Ellen Fitzpatrick

The chickenpox vaccine is set to be added to the childhood immunisation programme after being declared safe and effective.

The Health Information and Quality Authority (HIQA) made the recommendation today after they were asked to carry out an assessment by the Department of Health.

There are an estimated 58,000 cases of chickenpox every year in Ireland, with one in every 250 cases needing hospitalisation.

Hoping to reduce this, the vaccine rollout could cost the state up to €28m a year.

The report is now set to be sent to the Department of Health and it will be down to the National Immunisation Advisory Committee to examine issues.

If the scheme gets the go-ahead, it will then make a recommendation to the Chief Medical Officer.

The HIQA’s assessment has found that the vaccine is both safe and effective in preventing chickenpox and its complications.

They have also said that adding the vaccine to the childhood immunisation programme is likely to be cost-effective.

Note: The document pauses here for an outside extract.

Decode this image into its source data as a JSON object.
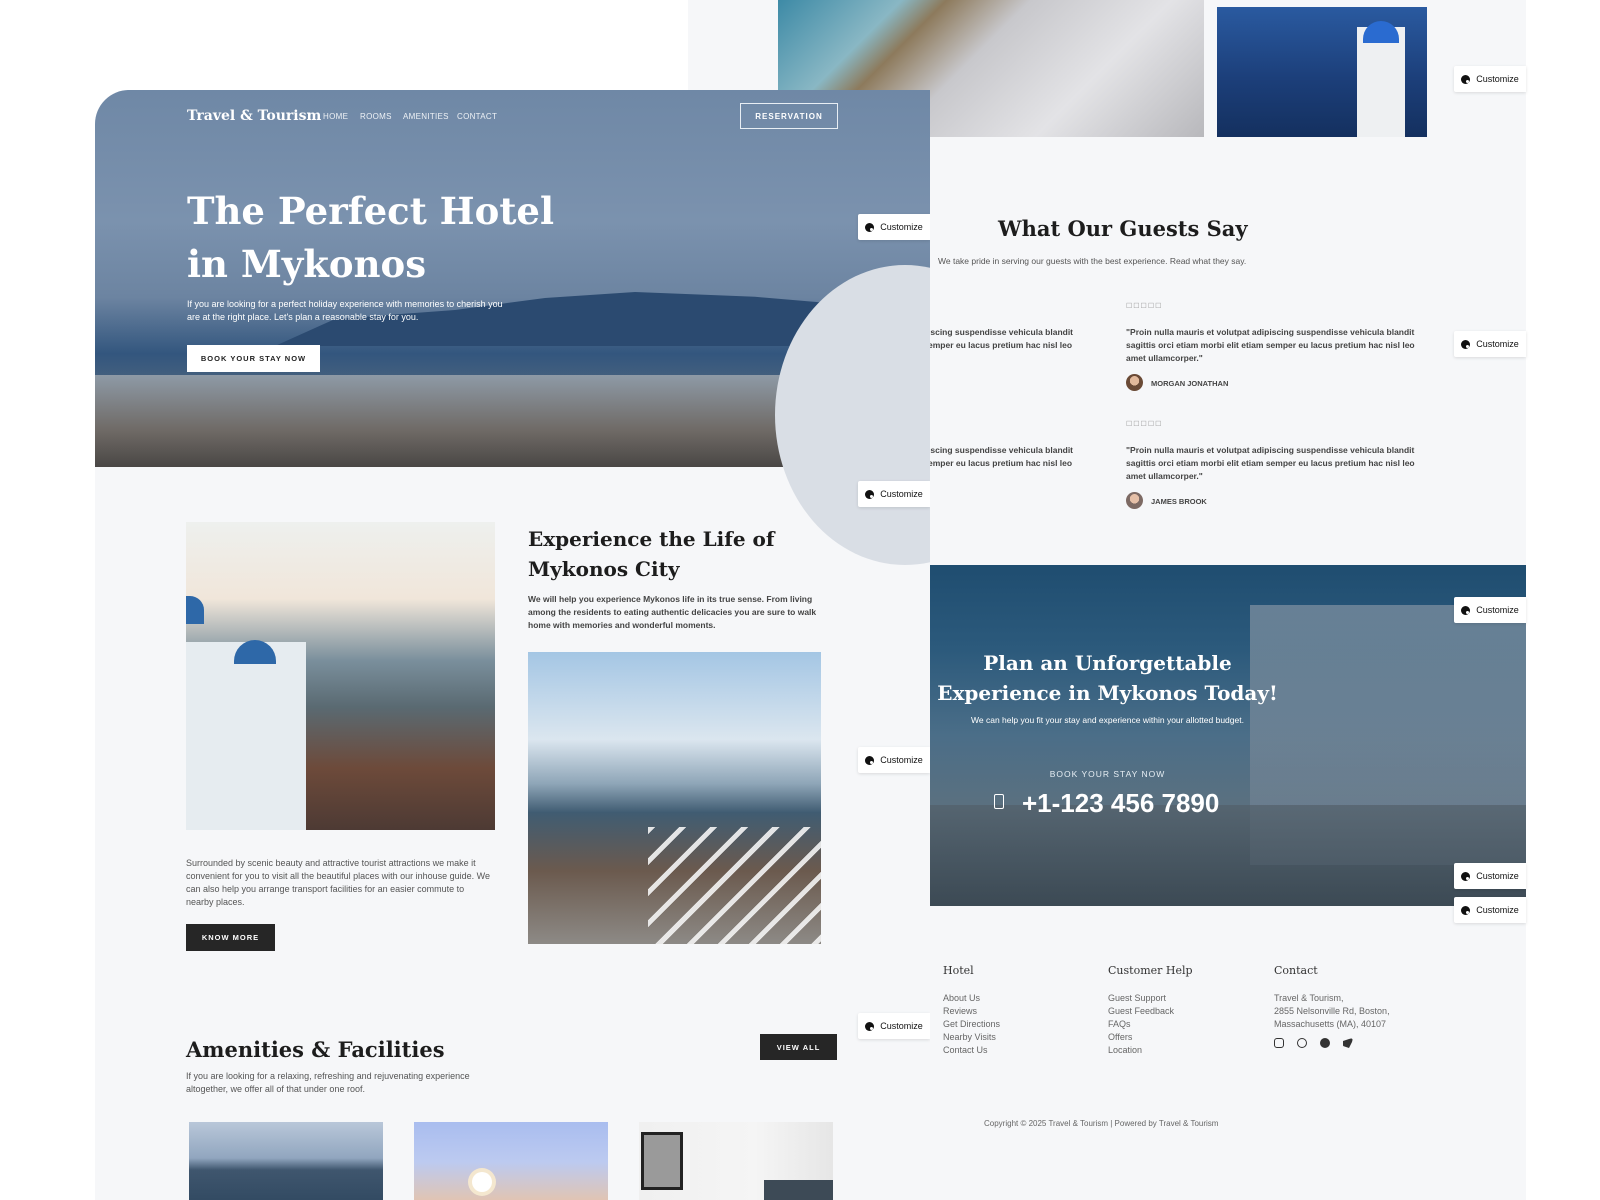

While the illness is common and symptoms only appear for a short time, one in three people who have had chickenpox will develop shingles later in life, the Health Technology Assessment (HTA) said.

According to, Dr. Conor Teljeur, HIQA’s Chief Scientist, said: “One dose of the vaccine will reduce severe disease including hospitalisations and overall occurrences. Two doses have the potential to further reduce the number of cases and eliminate chickenpox.”

“We found that vaccination against chickenpox is likely to represent a good use of healthcare resources. When societal costs, such as leave from paid work to care for sick children, are considered, we found that vaccination would be cost-saving.”

“Adding the vaccine to the childhood immunisation schedule would cost between €13m and €28m over the first five years, depending on whether one or two doses are given.”